*** Opening of DATA FOR THIS EXERCISE ***

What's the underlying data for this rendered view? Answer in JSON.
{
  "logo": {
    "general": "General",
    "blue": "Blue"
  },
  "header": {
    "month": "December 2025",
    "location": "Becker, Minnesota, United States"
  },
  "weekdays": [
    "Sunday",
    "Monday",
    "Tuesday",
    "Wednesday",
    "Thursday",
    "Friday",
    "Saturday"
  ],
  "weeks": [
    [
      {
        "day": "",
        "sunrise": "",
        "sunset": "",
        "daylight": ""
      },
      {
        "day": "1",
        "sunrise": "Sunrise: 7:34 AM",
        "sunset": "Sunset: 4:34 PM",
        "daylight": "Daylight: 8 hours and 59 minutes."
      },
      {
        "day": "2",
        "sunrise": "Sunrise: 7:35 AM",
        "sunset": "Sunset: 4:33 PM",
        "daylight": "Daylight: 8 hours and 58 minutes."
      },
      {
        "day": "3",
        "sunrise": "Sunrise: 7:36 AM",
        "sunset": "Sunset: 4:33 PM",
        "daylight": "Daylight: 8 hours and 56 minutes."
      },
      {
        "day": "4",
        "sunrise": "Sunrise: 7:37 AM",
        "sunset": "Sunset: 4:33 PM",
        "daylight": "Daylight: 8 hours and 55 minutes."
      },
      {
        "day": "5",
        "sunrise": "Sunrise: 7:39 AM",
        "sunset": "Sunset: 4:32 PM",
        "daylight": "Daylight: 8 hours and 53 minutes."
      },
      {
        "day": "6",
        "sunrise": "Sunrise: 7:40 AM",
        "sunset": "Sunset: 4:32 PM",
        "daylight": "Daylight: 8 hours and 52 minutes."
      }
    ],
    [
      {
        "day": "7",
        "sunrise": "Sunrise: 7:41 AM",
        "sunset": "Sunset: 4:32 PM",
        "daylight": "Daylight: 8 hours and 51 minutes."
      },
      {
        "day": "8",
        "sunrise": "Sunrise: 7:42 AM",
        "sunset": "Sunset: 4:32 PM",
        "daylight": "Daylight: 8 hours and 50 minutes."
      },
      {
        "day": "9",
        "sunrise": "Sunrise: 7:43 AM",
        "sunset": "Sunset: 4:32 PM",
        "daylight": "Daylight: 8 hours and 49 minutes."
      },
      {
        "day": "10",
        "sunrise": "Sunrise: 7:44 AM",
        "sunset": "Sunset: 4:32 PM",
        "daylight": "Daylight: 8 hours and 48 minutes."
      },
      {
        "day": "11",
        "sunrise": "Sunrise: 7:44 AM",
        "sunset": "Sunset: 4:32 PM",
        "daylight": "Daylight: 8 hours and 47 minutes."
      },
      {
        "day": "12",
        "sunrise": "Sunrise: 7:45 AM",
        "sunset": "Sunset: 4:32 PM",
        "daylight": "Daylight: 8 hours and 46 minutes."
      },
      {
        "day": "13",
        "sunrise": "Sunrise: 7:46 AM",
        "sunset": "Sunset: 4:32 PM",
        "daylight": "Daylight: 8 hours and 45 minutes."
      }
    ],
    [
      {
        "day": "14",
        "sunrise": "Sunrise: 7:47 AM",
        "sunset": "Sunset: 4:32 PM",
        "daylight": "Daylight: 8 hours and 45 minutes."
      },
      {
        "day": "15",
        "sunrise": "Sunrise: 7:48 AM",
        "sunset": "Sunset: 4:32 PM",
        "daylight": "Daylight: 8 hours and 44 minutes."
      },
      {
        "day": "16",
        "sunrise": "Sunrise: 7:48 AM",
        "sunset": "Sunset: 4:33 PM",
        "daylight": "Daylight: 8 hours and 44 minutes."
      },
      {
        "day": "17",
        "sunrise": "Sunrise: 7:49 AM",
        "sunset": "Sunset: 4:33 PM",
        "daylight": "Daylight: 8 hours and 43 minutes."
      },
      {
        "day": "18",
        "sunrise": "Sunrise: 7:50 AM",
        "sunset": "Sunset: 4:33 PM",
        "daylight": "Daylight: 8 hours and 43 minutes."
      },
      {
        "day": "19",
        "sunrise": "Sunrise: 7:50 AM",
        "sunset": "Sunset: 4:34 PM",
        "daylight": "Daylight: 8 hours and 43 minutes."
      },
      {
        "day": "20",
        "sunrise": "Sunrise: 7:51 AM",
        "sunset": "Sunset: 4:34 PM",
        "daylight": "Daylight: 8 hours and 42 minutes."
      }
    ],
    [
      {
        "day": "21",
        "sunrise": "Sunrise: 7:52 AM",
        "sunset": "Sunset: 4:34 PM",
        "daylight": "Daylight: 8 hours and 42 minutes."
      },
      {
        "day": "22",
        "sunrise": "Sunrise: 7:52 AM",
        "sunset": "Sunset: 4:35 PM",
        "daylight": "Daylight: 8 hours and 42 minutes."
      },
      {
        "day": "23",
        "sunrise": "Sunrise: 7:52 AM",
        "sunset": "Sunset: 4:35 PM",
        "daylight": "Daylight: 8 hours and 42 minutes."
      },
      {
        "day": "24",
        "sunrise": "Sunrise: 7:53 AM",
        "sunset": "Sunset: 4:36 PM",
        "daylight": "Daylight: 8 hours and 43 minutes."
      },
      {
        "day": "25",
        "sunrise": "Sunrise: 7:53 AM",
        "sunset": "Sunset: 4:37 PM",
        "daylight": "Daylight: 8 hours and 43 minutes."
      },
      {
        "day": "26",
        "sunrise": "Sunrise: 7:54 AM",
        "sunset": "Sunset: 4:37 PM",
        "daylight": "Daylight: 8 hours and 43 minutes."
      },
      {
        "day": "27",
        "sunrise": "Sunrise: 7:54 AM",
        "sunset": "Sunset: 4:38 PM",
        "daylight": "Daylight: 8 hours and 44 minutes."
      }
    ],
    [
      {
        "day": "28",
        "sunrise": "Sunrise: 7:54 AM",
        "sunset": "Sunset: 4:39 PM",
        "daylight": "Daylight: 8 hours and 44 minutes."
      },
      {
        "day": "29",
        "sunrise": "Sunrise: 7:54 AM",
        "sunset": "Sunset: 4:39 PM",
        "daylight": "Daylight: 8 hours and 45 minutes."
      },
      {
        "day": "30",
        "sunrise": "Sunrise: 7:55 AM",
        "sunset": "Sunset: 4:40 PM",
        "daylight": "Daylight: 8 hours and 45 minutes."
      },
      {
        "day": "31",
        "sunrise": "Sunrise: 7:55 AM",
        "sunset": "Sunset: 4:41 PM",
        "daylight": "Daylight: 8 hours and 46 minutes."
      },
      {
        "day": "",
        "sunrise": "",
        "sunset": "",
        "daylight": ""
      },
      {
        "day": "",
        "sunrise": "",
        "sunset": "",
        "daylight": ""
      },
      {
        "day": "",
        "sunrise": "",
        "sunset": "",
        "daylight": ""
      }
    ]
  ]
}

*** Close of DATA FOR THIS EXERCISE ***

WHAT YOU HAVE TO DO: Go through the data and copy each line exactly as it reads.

ANSWER TO THIS PROBLEM:
What's the underlying data for this rendered view? Answer in JSON.
{
  "logo": {
    "general": "General",
    "blue": "Blue"
  },
  "header": {
    "month": "December 2025",
    "location": "Becker, Minnesota, United States"
  },
  "weekdays": [
    "Sunday",
    "Monday",
    "Tuesday",
    "Wednesday",
    "Thursday",
    "Friday",
    "Saturday"
  ],
  "weeks": [
    [
      {
        "day": "",
        "sunrise": "",
        "sunset": "",
        "daylight": ""
      },
      {
        "day": "1",
        "sunrise": "Sunrise: 7:34 AM",
        "sunset": "Sunset: 4:34 PM",
        "daylight": "Daylight: 8 hours and 59 minutes."
      },
      {
        "day": "2",
        "sunrise": "Sunrise: 7:35 AM",
        "sunset": "Sunset: 4:33 PM",
        "daylight": "Daylight: 8 hours and 58 minutes."
      },
      {
        "day": "3",
        "sunrise": "Sunrise: 7:36 AM",
        "sunset": "Sunset: 4:33 PM",
        "daylight": "Daylight: 8 hours and 56 minutes."
      },
      {
        "day": "4",
        "sunrise": "Sunrise: 7:37 AM",
        "sunset": "Sunset: 4:33 PM",
        "daylight": "Daylight: 8 hours and 55 minutes."
      },
      {
        "day": "5",
        "sunrise": "Sunrise: 7:39 AM",
        "sunset": "Sunset: 4:32 PM",
        "daylight": "Daylight: 8 hours and 53 minutes."
      },
      {
        "day": "6",
        "sunrise": "Sunrise: 7:40 AM",
        "sunset": "Sunset: 4:32 PM",
        "daylight": "Daylight: 8 hours and 52 minutes."
      }
    ],
    [
      {
        "day": "7",
        "sunrise": "Sunrise: 7:41 AM",
        "sunset": "Sunset: 4:32 PM",
        "daylight": "Daylight: 8 hours and 51 minutes."
      },
      {
        "day": "8",
        "sunrise": "Sunrise: 7:42 AM",
        "sunset": "Sunset: 4:32 PM",
        "daylight": "Daylight: 8 hours and 50 minutes."
      },
      {
        "day": "9",
        "sunrise": "Sunrise: 7:43 AM",
        "sunset": "Sunset: 4:32 PM",
        "daylight": "Daylight: 8 hours and 49 minutes."
      },
      {
        "day": "10",
        "sunrise": "Sunrise: 7:44 AM",
        "sunset": "Sunset: 4:32 PM",
        "daylight": "Daylight: 8 hours and 48 minutes."
      },
      {
        "day": "11",
        "sunrise": "Sunrise: 7:44 AM",
        "sunset": "Sunset: 4:32 PM",
        "daylight": "Daylight: 8 hours and 47 minutes."
      },
      {
        "day": "12",
        "sunrise": "Sunrise: 7:45 AM",
        "sunset": "Sunset: 4:32 PM",
        "daylight": "Daylight: 8 hours and 46 minutes."
      },
      {
        "day": "13",
        "sunrise": "Sunrise: 7:46 AM",
        "sunset": "Sunset: 4:32 PM",
        "daylight": "Daylight: 8 hours and 45 minutes."
      }
    ],
    [
      {
        "day": "14",
        "sunrise": "Sunrise: 7:47 AM",
        "sunset": "Sunset: 4:32 PM",
        "daylight": "Daylight: 8 hours and 45 minutes."
      },
      {
        "day": "15",
        "sunrise": "Sunrise: 7:48 AM",
        "sunset": "Sunset: 4:32 PM",
        "daylight": "Daylight: 8 hours and 44 minutes."
      },
      {
        "day": "16",
        "sunrise": "Sunrise: 7:48 AM",
        "sunset": "Sunset: 4:33 PM",
        "daylight": "Daylight: 8 hours and 44 minutes."
      },
      {
        "day": "17",
        "sunrise": "Sunrise: 7:49 AM",
        "sunset": "Sunset: 4:33 PM",
        "daylight": "Daylight: 8 hours and 43 minutes."
      },
      {
        "day": "18",
        "sunrise": "Sunrise: 7:50 AM",
        "sunset": "Sunset: 4:33 PM",
        "daylight": "Daylight: 8 hours and 43 minutes."
      },
      {
        "day": "19",
        "sunrise": "Sunrise: 7:50 AM",
        "sunset": "Sunset: 4:34 PM",
        "daylight": "Daylight: 8 hours and 43 minutes."
      },
      {
        "day": "20",
        "sunrise": "Sunrise: 7:51 AM",
        "sunset": "Sunset: 4:34 PM",
        "daylight": "Daylight: 8 hours and 42 minutes."
      }
    ],
    [
      {
        "day": "21",
        "sunrise": "Sunrise: 7:52 AM",
        "sunset": "Sunset: 4:34 PM",
        "daylight": "Daylight: 8 hours and 42 minutes."
      },
      {
        "day": "22",
        "sunrise": "Sunrise: 7:52 AM",
        "sunset": "Sunset: 4:35 PM",
        "daylight": "Daylight: 8 hours and 42 minutes."
      },
      {
        "day": "23",
        "sunrise": "Sunrise: 7:52 AM",
        "sunset": "Sunset: 4:35 PM",
        "daylight": "Daylight: 8 hours and 42 minutes."
      },
      {
        "day": "24",
        "sunrise": "Sunrise: 7:53 AM",
        "sunset": "Sunset: 4:36 PM",
        "daylight": "Daylight: 8 hours and 43 minutes."
      },
      {
        "day": "25",
        "sunrise": "Sunrise: 7:53 AM",
        "sunset": "Sunset: 4:37 PM",
        "daylight": "Daylight: 8 hours and 43 minutes."
      },
      {
        "day": "26",
        "sunrise": "Sunrise: 7:54 AM",
        "sunset": "Sunset: 4:37 PM",
        "daylight": "Daylight: 8 hours and 43 minutes."
      },
      {
        "day": "27",
        "sunrise": "Sunrise: 7:54 AM",
        "sunset": "Sunset: 4:38 PM",
        "daylight": "Daylight: 8 hours and 44 minutes."
      }
    ],
    [
      {
        "day": "28",
        "sunrise": "Sunrise: 7:54 AM",
        "sunset": "Sunset: 4:39 PM",
        "daylight": "Daylight: 8 hours and 44 minutes."
      },
      {
        "day": "29",
        "sunrise": "Sunrise: 7:54 AM",
        "sunset": "Sunset: 4:39 PM",
        "daylight": "Daylight: 8 hours and 45 minutes."
      },
      {
        "day": "30",
        "sunrise": "Sunrise: 7:55 AM",
        "sunset": "Sunset: 4:40 PM",
        "daylight": "Daylight: 8 hours and 45 minutes."
      },
      {
        "day": "31",
        "sunrise": "Sunrise: 7:55 AM",
        "sunset": "Sunset: 4:41 PM",
        "daylight": "Daylight: 8 hours and 46 minutes."
      },
      {
        "day": "",
        "sunrise": "",
        "sunset": "",
        "daylight": ""
      },
      {
        "day": "",
        "sunrise": "",
        "sunset": "",
        "daylight": ""
      },
      {
        "day": "",
        "sunrise": "",
        "sunset": "",
        "daylight": ""
      }
    ]
  ]
}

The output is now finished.